You may remember Kate from the time she guided us to starting our art collections. She’s back, with more.
A new wave of contemporary female sculptors are using their hands to break the male-dominated mold: Dwyer Kilcollin, Andrea Mcginty, Hannah Levy, Lauren Seiden, Jessi Reaves and Leah Dixon are making names for themselves while pushing art into the third dimension. Their creations are physical manifestations of creativity, strength and wit that demand equal floor space.
However…if your home is not a museum and your biggest financial donor is your boss (the second biggest: your mom on your birthday), there’s no reason you can’t get started on your own sculpture collection.
So, below, the 6 women in the industry you should know, plus the more affordable “If You Like X, Then Try Y” items to buy.
Andrea Mcginty, I Feel Very Vulnerable Right Now, I Texted Him First, 2015
With a killer sense of humor and a refreshing eye on meme culture, McGinty confronts erotica, technology and the Internet by bringing inanimate objects to life. Whether it’s through humidifiers dressed in inspirational novelty tees or a series of shattered iPhones displaying her dark sex secrets, McGinty provokes the need to reveal ourselves.
Dwyer Kilcollin, Banquet Conference, 2015
A stone mason for the digital age, this LA-based artist uses a mixture of organic matter and pigments to handcraft recognizable and abstract objects.

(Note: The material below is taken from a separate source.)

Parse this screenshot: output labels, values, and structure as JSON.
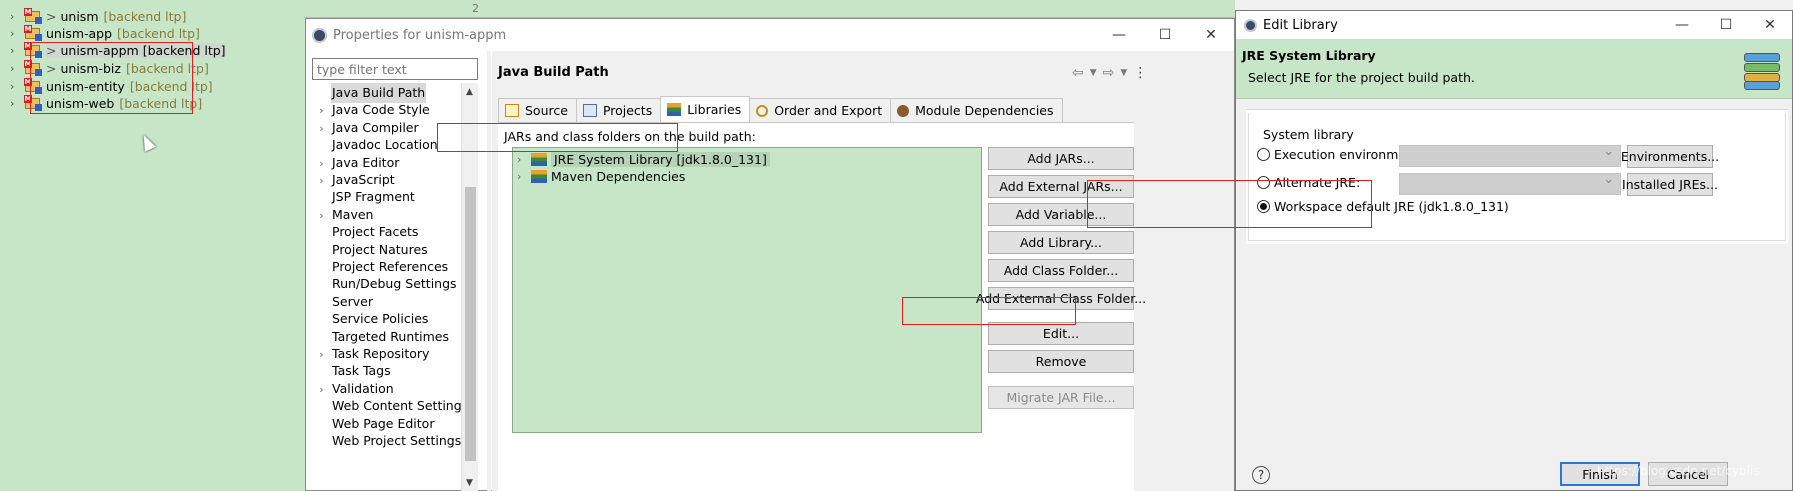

Take the chairs and vases resembling formations you might find deep in a cave, or her landscape images that reach out from the stone canvases; Kilcollin’s works are at once prehistoric and futuristic.
If you like this table, try this one by Ramon Hulspas ($1,300).
Hannah Levy, Untitled, 2014
Using a pairing of organic and metallic substances, Levy makes tactile sculptures that juxtapose the hard and soft textures between body and material. Yes, those fleshy asparagus protruding from the wall might seem risqué and the cutting board with tiny pink nipples a bit off-putting, but by re-crafting everyday objects in materials that resemble skin and bones, humanity is instated where it’s least expected.
If you’re into the idea of be-nipped household items, try: Universal Isaac pottery ($65 each)
Lauren Seiden, Wrap, 2015
Just because Seiden uses paper and string to craft her large scale sculptures doesn’t mean her process is lightweight. Using layers of graphite to create a hardened, almost metallic structure and sheen, these pieces take on the gestures of the artist as she manipulates them while introducing a magnetic movement.
If you like her aesthetic, try Jenny E Balisle for a similar vibe. (Starting around $750.)
Jessi Reaves, Idol of the Hares, 2014
Who said your furniture can’t double as an art piece, and that your art-meets-furniture can’t be weird? Reaves turns furniture design inside out (sometimes literally) using expected materials in unexpected places, like foam to make a lounger or polar fleece on an office chair. If Pee Wee Herman had an evil lair, his decorator would be Jessi Reaves.
Leah Dixon, Stealth Bomber, installation view from the UNTITLED Art Fair in Miami Beach, 2013
As a performer and an artist, Dixon’s work is as much in the process as it is the product. Making objects like a hand-cut yoga mat with images of war or a structure resembling a Stealth Bomber for lounging in Miami beach, Dixon confronts political correctness in physical labor and live creation, describing herself as a “one-woman making machine.”
If you like the geometric nature of her work, try this glass and oxidized sculpture by Linda Ross ($600). If you’re looking for a more quiet piece that still takes up space, try Karolina Maszkiewicz. (Starting at $350)